Among the records below, find the lines that contain "看法在不同的情况下的表现" and copy each of them.

START Source material

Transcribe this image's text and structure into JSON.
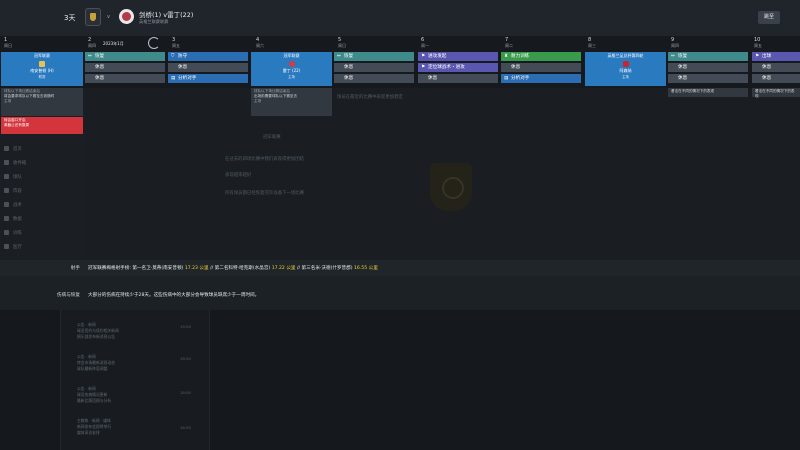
{
  "topbar": {
    "days": "3天",
    "vs": "v",
    "match": "剑桥(1) v雷丁(22)",
    "competition": "英格兰联赛联赛",
    "skip_button": "跳至"
  },
  "calendar": {
    "month_label": "2023年1月",
    "days": [
      {
        "num": "1",
        "wk": "周日"
      },
      {
        "num": "2",
        "wk": "周四"
      },
      {
        "num": "3",
        "wk": "周五"
      },
      {
        "num": "4",
        "wk": "周六"
      },
      {
        "num": "5",
        "wk": "周日"
      },
      {
        "num": "6",
        "wk": "周一"
      },
      {
        "num": "7",
        "wk": "周二"
      },
      {
        "num": "8",
        "wk": "周三"
      },
      {
        "num": "9",
        "wk": "周四"
      },
      {
        "num": "10",
        "wk": "周五"
      }
    ],
    "match_cards": [
      {
        "title": "冠军联赛",
        "name": "南安普顿 (H)",
        "comp": "联赛"
      },
      {
        "title": "冠军联赛",
        "name": "雷丁 (22)",
        "comp": "主场"
      },
      {
        "title": "英格兰足总杯第四轮",
        "name": "阿森纳",
        "comp": "主场"
      }
    ],
    "pills": {
      "recovery": "恢复",
      "rest": "休息",
      "defence": "防守",
      "analysis": "分析对手",
      "attack": "进攻发起",
      "set_pieces": "定位球战术・进攻",
      "fitness": "耐力训练",
      "match_prep": "分析对手",
      "attack2": "出球"
    }
  },
  "notes": {
    "note1_title": "球队以下场比赛结束后",
    "note1_body": "将会要求球队以下赛至去到随时",
    "note1_sub": "主场",
    "alert_title": "转会窗口开启",
    "alert_body": "离截止还有数周",
    "note2_title": "球队以下场比赛结束后",
    "note2_body": "出场前需要球队以下赛至去",
    "note2_sub": "主场",
    "ticker1": "看法在不同的情况下的表现",
    "ticker2": "看法在不同的情况下的表现"
  },
  "sidebar": {
    "items": [
      "首页",
      "收件箱",
      "球队",
      "阵容",
      "战术",
      "数据",
      "训练",
      "医疗",
      "球探"
    ]
  },
  "main_faded": {
    "heading": "冠军联赛",
    "line1": "在过去的四场比赛中我们表现得更加团结",
    "line2": "球员在最近的比赛中表现更加稳定",
    "line3": "表现越来越好",
    "line4": "比赛之中表现出色",
    "line5": "所有球员都已经恢复完毕准备下一场比赛"
  },
  "info": {
    "scorers_label": "射手",
    "scorers_text_a": "冠军联赛梅格射手榜: 第一名卫·莫蒂(南安普顿)",
    "scorers_goal_a": "17.23 公里",
    "scorers_text_b": "// 第二名科特·哈克斯(水晶宫)",
    "scorers_goal_b": "17.22 公里",
    "scorers_text_c": "// 第三名米·沃德(什罗普郡)",
    "scorers_goal_c": "16.55 公里",
    "injury_label": "伤病与恢复",
    "injury_text": "大部分的伤病在持续少于28天。这些伤病中的大部分会导致球员缺席少于一周时间。"
  },
  "feed": {
    "entries": [
      {
        "title": "公告 · 新闻",
        "body1": "球员签约与续约相关新闻",
        "body2": "俱乐部发布新消息公告",
        "time": "19:00"
      },
      {
        "title": "公告 · 新闻",
        "body1": "转会市场最新消息动态",
        "body2": "球队最新阵容调整",
        "time": "18:50"
      },
      {
        "title": "公告 · 新闻",
        "body1": "球员伤病情况更新",
        "body2": "最新比赛回顾与分析",
        "time": "18:00"
      },
      {
        "title": "主教练 · 新闻 · 媒体",
        "body1": "新闻发布会即将举行",
        "body2": "媒体采访安排",
        "time": "16:55"
      }
    ]
  },
  "colors": {
    "card_blue": "#2a7ac0",
    "alert_red": "#d4343c",
    "highlight_yellow": "#f0d23c"
  }
}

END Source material

* **Output**:
    "ticker1": "看法在不同的情况下的表现",
    "ticker2": "看法在不同的情况下的表现"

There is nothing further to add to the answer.